DESCRIPTION OF THE TASK
Find every line in the records below that holds the word "with", and copy each one.

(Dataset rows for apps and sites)
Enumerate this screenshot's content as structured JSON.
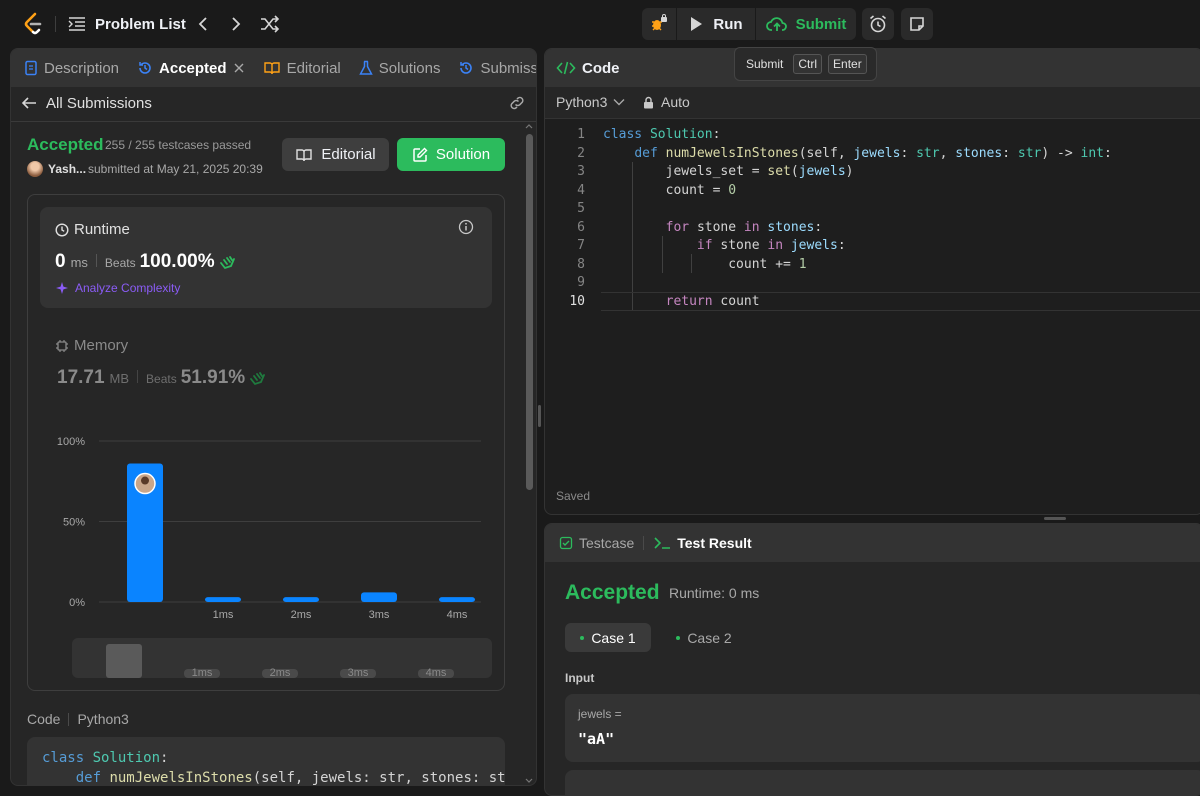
{
  "topbar": {
    "problem_list": "Problem List",
    "run": "Run",
    "submit": "Submit",
    "tooltip": {
      "label": "Submit",
      "key1": "Ctrl",
      "key2": "Enter"
    }
  },
  "left": {
    "tabs": {
      "description": "Description",
      "accepted": "Accepted",
      "editorial": "Editorial",
      "solutions": "Solutions",
      "submissions": "Submissio"
    },
    "all_submissions": "All Submissions",
    "status": "Accepted",
    "testcases": "255 / 255 testcases passed",
    "user": "Yash...",
    "submitted_at": "submitted at May 21, 2025 20:39",
    "editorial_btn": "Editorial",
    "solution_btn": "Solution",
    "runtime": {
      "label": "Runtime",
      "value": "0",
      "unit": "ms",
      "beats_label": "Beats",
      "beats": "100.00%",
      "analyze": "Analyze Complexity"
    },
    "memory": {
      "label": "Memory",
      "value": "17.71",
      "unit": "MB",
      "beats_label": "Beats",
      "beats": "51.91%"
    },
    "code_label": "Code",
    "code_lang": "Python3",
    "code_preview": [
      "class Solution:",
      "    def numJewelsInStones(self, jewels: str, stones: str"
    ]
  },
  "chart_data": {
    "type": "bar",
    "categories": [
      "",
      "1ms",
      "2ms",
      "3ms",
      "4ms"
    ],
    "values": [
      86,
      3,
      3,
      6,
      3
    ],
    "ylim": [
      0,
      100
    ],
    "yticks": [
      "100%",
      "50%",
      "0%"
    ],
    "minimap_labels": [
      "1ms",
      "2ms",
      "3ms",
      "4ms"
    ],
    "colors": {
      "bar": "#0a84ff",
      "grid": "#3e3e3e"
    }
  },
  "editor": {
    "title": "Code",
    "language": "Python3",
    "mode": "Auto",
    "saved": "Saved",
    "lines": [
      {
        "n": "1",
        "text": "class Solution:"
      },
      {
        "n": "2",
        "text": "    def numJewelsInStones(self, jewels: str, stones: str) -> int:"
      },
      {
        "n": "3",
        "text": "        jewels_set = set(jewels)"
      },
      {
        "n": "4",
        "text": "        count = 0"
      },
      {
        "n": "5",
        "text": ""
      },
      {
        "n": "6",
        "text": "        for stone in stones:"
      },
      {
        "n": "7",
        "text": "            if stone in jewels:"
      },
      {
        "n": "8",
        "text": "                count += 1"
      },
      {
        "n": "9",
        "text": ""
      },
      {
        "n": "10",
        "text": "        return count"
      }
    ]
  },
  "result": {
    "testcase_tab": "Testcase",
    "result_tab": "Test Result",
    "status": "Accepted",
    "runtime": "Runtime: 0 ms",
    "case1": "Case 1",
    "case2": "Case 2",
    "input_label": "Input",
    "var_name": "jewels =",
    "var_value": "\"aA\""
  }
}
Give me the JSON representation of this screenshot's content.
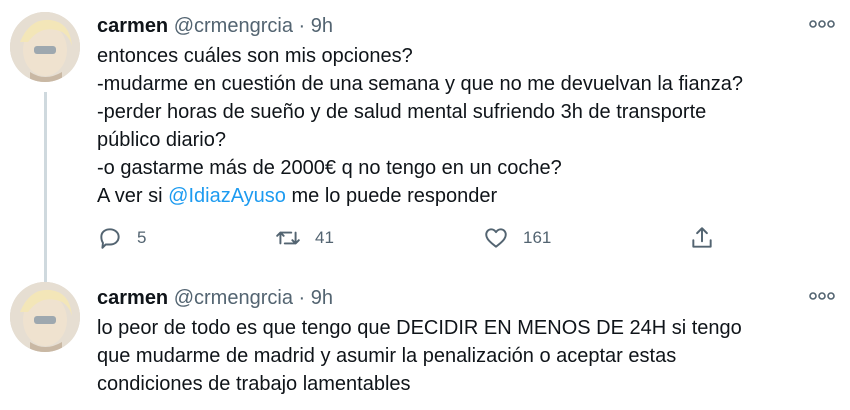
{
  "tweets": [
    {
      "author": {
        "name": "carmen",
        "handle": "@crmengrcia"
      },
      "separator": "·",
      "time": "9h",
      "lines": [
        "entonces cuáles son mis opciones?",
        "-mudarme en cuestión de una semana y que no me devuelvan la fianza?",
        "-perder horas de sueño y de salud mental sufriendo 3h de transporte",
        "público diario?",
        "-o gastarme más de 2000€ q no tengo en un coche?"
      ],
      "last_line": {
        "before": "A ver si ",
        "mention": "@IdiazAyuso",
        "after": " me lo puede responder"
      },
      "stats": {
        "replies": "5",
        "retweets": "41",
        "likes": "161"
      }
    },
    {
      "author": {
        "name": "carmen",
        "handle": "@crmengrcia"
      },
      "separator": "·",
      "time": "9h",
      "lines": [
        "lo peor de todo es que tengo que DECIDIR EN MENOS DE 24H si tengo",
        "que mudarme de madrid y asumir la penalización o aceptar estas",
        "condiciones de trabajo lamentables"
      ]
    }
  ],
  "colors": {
    "text": "#0f1419",
    "muted": "#536471",
    "link": "#1d9bf0"
  },
  "icons": [
    "avatar",
    "more-icon",
    "reply-icon",
    "retweet-icon",
    "like-icon",
    "share-icon"
  ]
}
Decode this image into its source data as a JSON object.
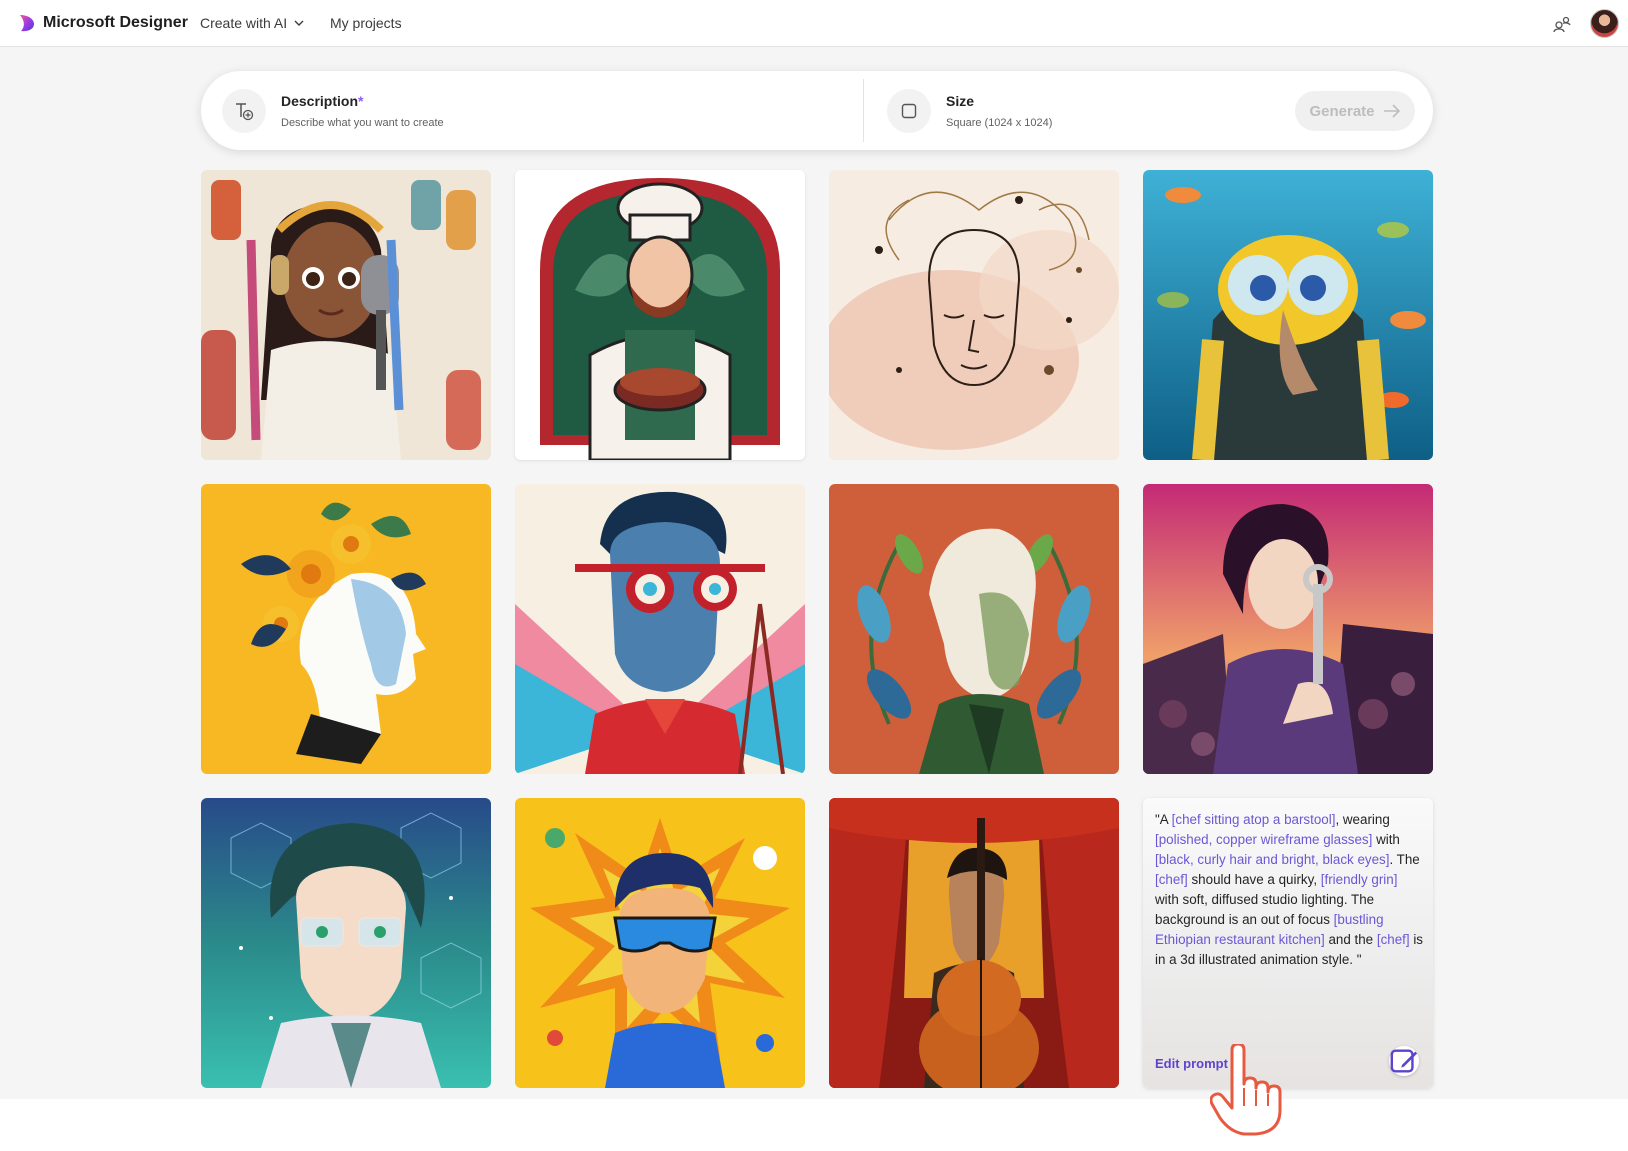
{
  "app": {
    "brand": "Microsoft Designer",
    "nav_create": "Create with AI",
    "nav_projects": "My projects"
  },
  "prompt_bar": {
    "description_label": "Description",
    "description_required": "*",
    "description_hint": "Describe what you want to create",
    "size_label": "Size",
    "size_value": "Square (1024 x 1024)",
    "generate_label": "Generate"
  },
  "gallery": {
    "images": [
      {
        "subject": "girl-with-headphones-and-microphone"
      },
      {
        "subject": "chef-holding-pie"
      },
      {
        "subject": "line-art-face-watercolor"
      },
      {
        "subject": "scuba-diver-clay-character"
      },
      {
        "subject": "paper-cut-flower-head-profile"
      },
      {
        "subject": "man-with-spiral-red-glasses"
      },
      {
        "subject": "old-man-leaves-portrait"
      },
      {
        "subject": "woman-with-wrench-scrapyard"
      },
      {
        "subject": "anime-man-with-glasses-space"
      },
      {
        "subject": "boy-with-sunglasses-comic-burst"
      },
      {
        "subject": "cellist-theater-curtain"
      }
    ],
    "prompt_card": {
      "segments": [
        {
          "t": "\"A ",
          "h": false
        },
        {
          "t": "[chef sitting atop a barstool]",
          "h": true
        },
        {
          "t": ", wearing ",
          "h": false
        },
        {
          "t": "[polished, copper wireframe glasses]",
          "h": true
        },
        {
          "t": " with ",
          "h": false
        },
        {
          "t": "[black, curly hair and bright, black eyes]",
          "h": true
        },
        {
          "t": ". The ",
          "h": false
        },
        {
          "t": "[chef]",
          "h": true
        },
        {
          "t": " should have a quirky, ",
          "h": false
        },
        {
          "t": "[friendly grin]",
          "h": true
        },
        {
          "t": " with soft, diffused studio lighting. The background is an out of focus ",
          "h": false
        },
        {
          "t": "[bustling Ethiopian restaurant kitchen]",
          "h": true
        },
        {
          "t": " and the ",
          "h": false
        },
        {
          "t": "[chef]",
          "h": true
        },
        {
          "t": " is in a 3d illustrated animation style. \"",
          "h": false
        }
      ],
      "edit_label": "Edit prompt"
    }
  }
}
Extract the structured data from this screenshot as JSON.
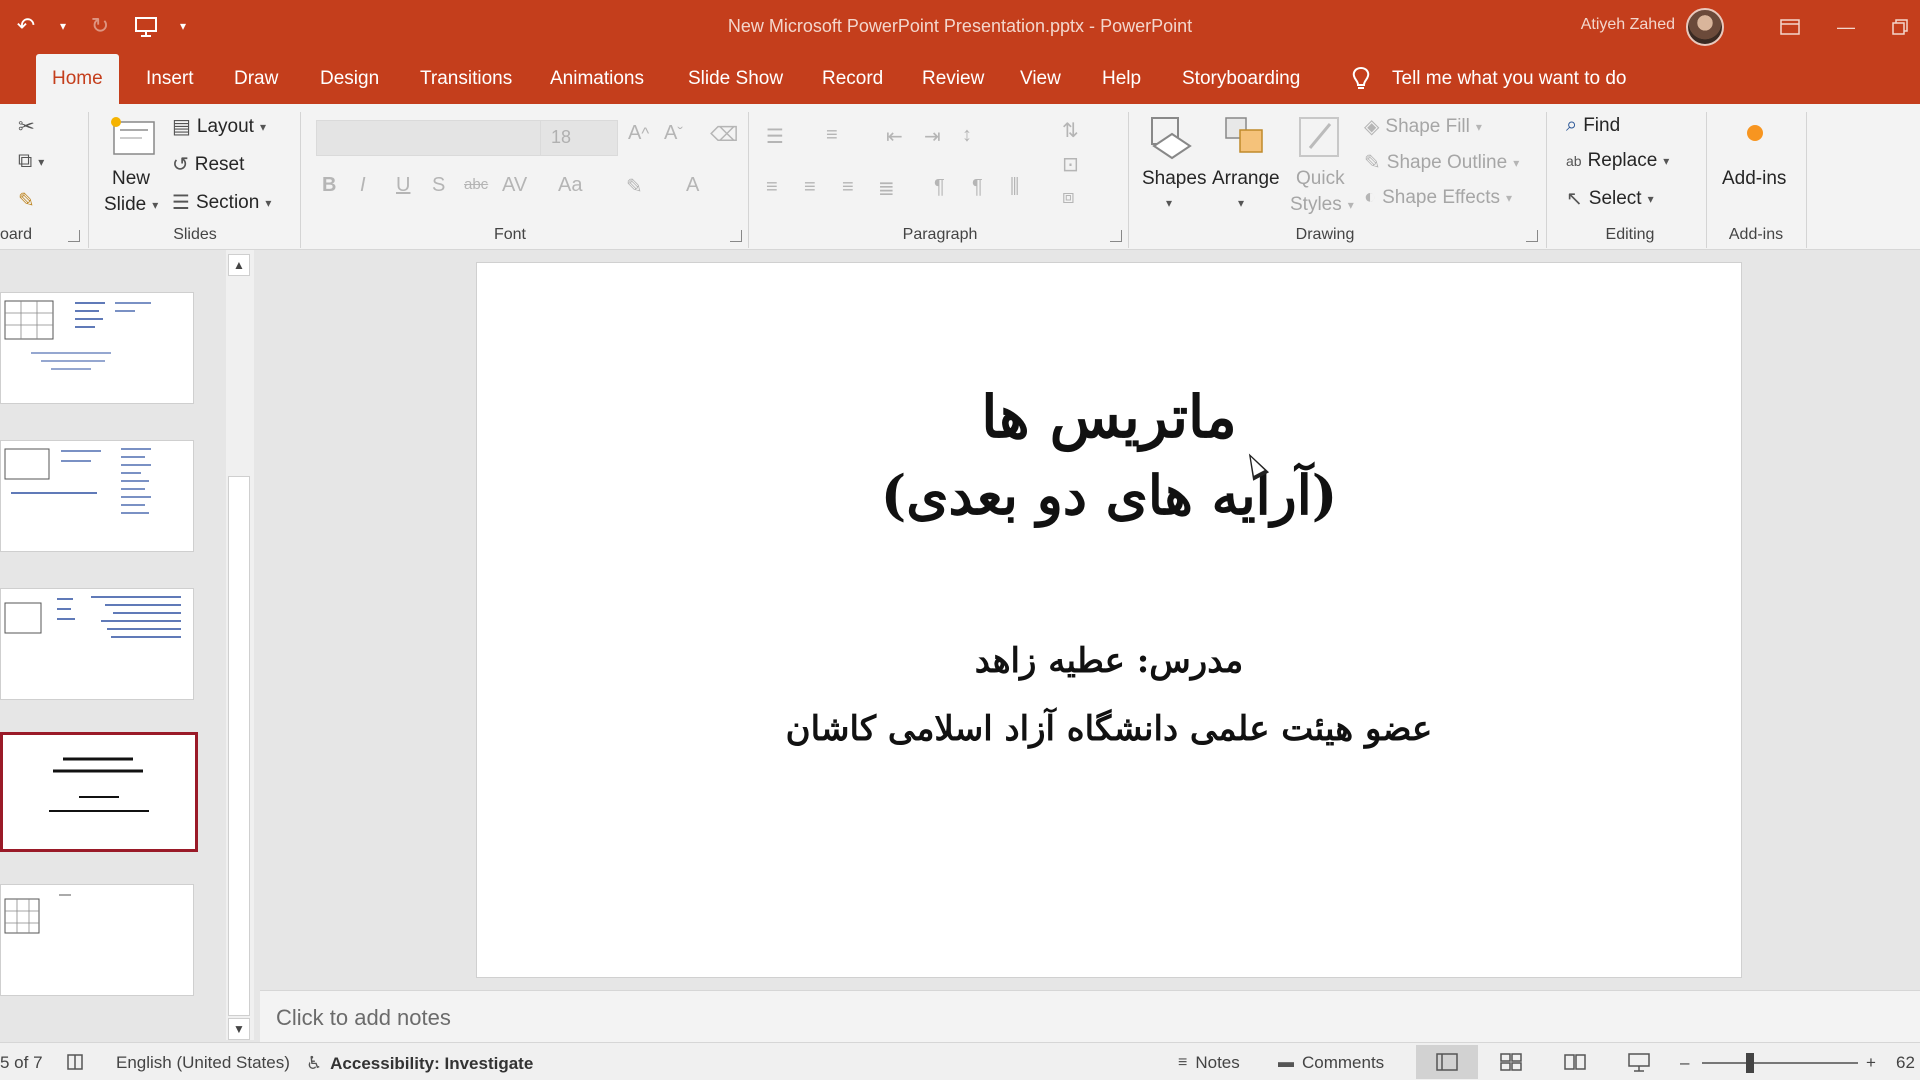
{
  "window": {
    "title": "New Microsoft PowerPoint Presentation.pptx",
    "app": "PowerPoint",
    "separator": "-",
    "user": "Atiyeh Zahed"
  },
  "tabs": [
    {
      "label": "Home",
      "active": true
    },
    {
      "label": "Insert"
    },
    {
      "label": "Draw"
    },
    {
      "label": "Design"
    },
    {
      "label": "Transitions"
    },
    {
      "label": "Animations"
    },
    {
      "label": "Slide Show"
    },
    {
      "label": "Record"
    },
    {
      "label": "Review"
    },
    {
      "label": "View"
    },
    {
      "label": "Help"
    },
    {
      "label": "Storyboarding"
    }
  ],
  "tell_me": "Tell me what you want to do",
  "ribbon": {
    "clipboard": {
      "label": "oard"
    },
    "slides": {
      "label": "Slides",
      "new_slide": "New",
      "new_slide2": "Slide",
      "layout": "Layout",
      "reset": "Reset",
      "section": "Section"
    },
    "font": {
      "label": "Font",
      "size": "18"
    },
    "paragraph": {
      "label": "Paragraph"
    },
    "drawing": {
      "label": "Drawing",
      "shapes": "Shapes",
      "arrange": "Arrange",
      "quick": "Quick",
      "styles": "Styles",
      "fill": "Shape Fill",
      "outline": "Shape Outline",
      "effects": "Shape Effects"
    },
    "editing": {
      "label": "Editing",
      "find": "Find",
      "replace": "Replace",
      "select": "Select"
    },
    "addins": {
      "label": "Add-ins",
      "btn": "Add-ins"
    }
  },
  "slide": {
    "title_line1": "ماتریس ها",
    "title_line2": "(آرایه های دو بعدی)",
    "sub_line1": "مدرس: عطیه زاهد",
    "sub_line2": "عضو هیئت علمی دانشگاه آزاد اسلامی کاشان"
  },
  "notes_placeholder": "Click to add notes",
  "status": {
    "slide_counter": "5 of 7",
    "language": "English (United States)",
    "accessibility": "Accessibility: Investigate",
    "notes": "Notes",
    "comments": "Comments",
    "zoom_minus": "–",
    "zoom_plus": "+",
    "zoom_value": "62"
  },
  "colors": {
    "accent": "#c43e1c",
    "selected_thumb": "#9a1a28"
  }
}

OUTPUT OF THE EXERCISE
    "nav_create": "Create with AI",
        "subject": "girl-with-headphones-and-microphone"
        "subject": "man-with-spiral-red-glasses"
        "subject": "woman-with-wrench-scrapyard"
        "subject": "anime-man-with-glasses-space"
        "subject": "boy-with-sunglasses-comic-burst"
          "t": " with ",
          "t": " with soft, diffused studio lighting. The background is an out of focus ",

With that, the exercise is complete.